The answer should match the records character for character.

**** Records shown

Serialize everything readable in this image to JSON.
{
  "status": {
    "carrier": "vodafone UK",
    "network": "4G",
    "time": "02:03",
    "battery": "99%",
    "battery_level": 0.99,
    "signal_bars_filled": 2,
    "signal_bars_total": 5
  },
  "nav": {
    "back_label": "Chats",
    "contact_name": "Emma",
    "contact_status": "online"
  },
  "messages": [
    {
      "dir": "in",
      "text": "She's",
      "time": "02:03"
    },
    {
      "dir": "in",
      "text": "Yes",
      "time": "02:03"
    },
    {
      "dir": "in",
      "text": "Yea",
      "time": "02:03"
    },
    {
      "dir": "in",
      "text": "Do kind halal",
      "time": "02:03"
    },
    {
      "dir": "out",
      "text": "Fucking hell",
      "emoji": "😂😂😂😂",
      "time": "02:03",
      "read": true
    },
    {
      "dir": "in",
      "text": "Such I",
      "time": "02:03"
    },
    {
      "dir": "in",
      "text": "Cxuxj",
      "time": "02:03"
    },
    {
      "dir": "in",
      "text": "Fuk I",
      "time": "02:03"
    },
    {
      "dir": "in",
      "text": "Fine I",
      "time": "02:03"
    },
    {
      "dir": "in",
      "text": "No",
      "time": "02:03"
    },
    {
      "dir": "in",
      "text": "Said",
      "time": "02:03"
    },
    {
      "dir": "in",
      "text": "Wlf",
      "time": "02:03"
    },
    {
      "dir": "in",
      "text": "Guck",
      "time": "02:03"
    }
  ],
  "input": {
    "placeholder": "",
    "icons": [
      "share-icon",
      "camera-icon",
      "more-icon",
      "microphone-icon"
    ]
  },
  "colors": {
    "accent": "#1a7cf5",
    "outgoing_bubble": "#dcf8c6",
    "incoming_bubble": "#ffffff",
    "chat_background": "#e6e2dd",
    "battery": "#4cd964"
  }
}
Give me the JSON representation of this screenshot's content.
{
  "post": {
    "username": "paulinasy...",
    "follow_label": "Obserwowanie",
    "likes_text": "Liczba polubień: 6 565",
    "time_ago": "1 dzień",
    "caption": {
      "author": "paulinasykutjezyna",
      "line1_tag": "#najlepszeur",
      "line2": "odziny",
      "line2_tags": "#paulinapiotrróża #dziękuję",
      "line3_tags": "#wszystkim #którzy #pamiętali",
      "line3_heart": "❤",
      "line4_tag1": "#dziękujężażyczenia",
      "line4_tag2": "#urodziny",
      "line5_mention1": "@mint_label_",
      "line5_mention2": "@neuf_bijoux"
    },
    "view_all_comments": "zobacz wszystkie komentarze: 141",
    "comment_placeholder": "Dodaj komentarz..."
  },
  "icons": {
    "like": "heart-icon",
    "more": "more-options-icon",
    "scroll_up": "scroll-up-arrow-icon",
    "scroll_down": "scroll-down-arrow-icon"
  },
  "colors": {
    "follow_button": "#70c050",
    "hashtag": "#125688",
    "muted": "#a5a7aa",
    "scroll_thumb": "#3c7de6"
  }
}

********

## Problem solution
Serialize everything readable in this image to JSON.
{
  "status": {
    "carrier": "vodafone UK",
    "network": "4G",
    "time": "02:03",
    "battery": "99%",
    "battery_level": 0.99,
    "signal_bars_filled": 2,
    "signal_bars_total": 5
  },
  "nav": {
    "back_label": "Chats",
    "contact_name": "Emma",
    "contact_status": "online"
  },
  "messages": [
    {
      "dir": "in",
      "text": "She's",
      "time": "02:03"
    },
    {
      "dir": "in",
      "text": "Yes",
      "time": "02:03"
    },
    {
      "dir": "in",
      "text": "Yea",
      "time": "02:03"
    },
    {
      "dir": "in",
      "text": "Do kind halal",
      "time": "02:03"
    },
    {
      "dir": "out",
      "text": "Fucking hell",
      "emoji": "😂😂😂😂",
      "time": "02:03",
      "read": true
    },
    {
      "dir": "in",
      "text": "Such I",
      "time": "02:03"
    },
    {
      "dir": "in",
      "text": "Cxuxj",
      "time": "02:03"
    },
    {
      "dir": "in",
      "text": "Fuk I",
      "time": "02:03"
    },
    {
      "dir": "in",
      "text": "Fine I",
      "time": "02:03"
    },
    {
      "dir": "in",
      "text": "No",
      "time": "02:03"
    },
    {
      "dir": "in",
      "text": "Said",
      "time": "02:03"
    },
    {
      "dir": "in",
      "text": "Wlf",
      "time": "02:03"
    },
    {
      "dir": "in",
      "text": "Guck",
      "time": "02:03"
    }
  ],
  "input": {
    "placeholder": "",
    "icons": [
      "share-icon",
      "camera-icon",
      "more-icon",
      "microphone-icon"
    ]
  },
  "colors": {
    "accent": "#1a7cf5",
    "outgoing_bubble": "#dcf8c6",
    "incoming_bubble": "#ffffff",
    "chat_background": "#e6e2dd",
    "battery": "#4cd964"
  }
}
Give me the JSON representation of this screenshot's content.
{
  "post": {
    "username": "paulinasy...",
    "follow_label": "Obserwowanie",
    "likes_text": "Liczba polubień: 6 565",
    "time_ago": "1 dzień",
    "caption": {
      "author": "paulinasykutjezyna",
      "line1_tag": "#najlepszeur",
      "line2": "odziny",
      "line2_tags": "#paulinapiotrróża #dziękuję",
      "line3_tags": "#wszystkim #którzy #pamiętali",
      "line3_heart": "❤",
      "line4_tag1": "#dziękujężażyczenia",
      "line4_tag2": "#urodziny",
      "line5_mention1": "@mint_label_",
      "line5_mention2": "@neuf_bijoux"
    },
    "view_all_comments": "zobacz wszystkie komentarze: 141",
    "comment_placeholder": "Dodaj komentarz..."
  },
  "icons": {
    "like": "heart-icon",
    "more": "more-options-icon",
    "scroll_up": "scroll-up-arrow-icon",
    "scroll_down": "scroll-down-arrow-icon"
  },
  "colors": {
    "follow_button": "#70c050",
    "hashtag": "#125688",
    "muted": "#a5a7aa",
    "scroll_thumb": "#3c7de6"
  }
}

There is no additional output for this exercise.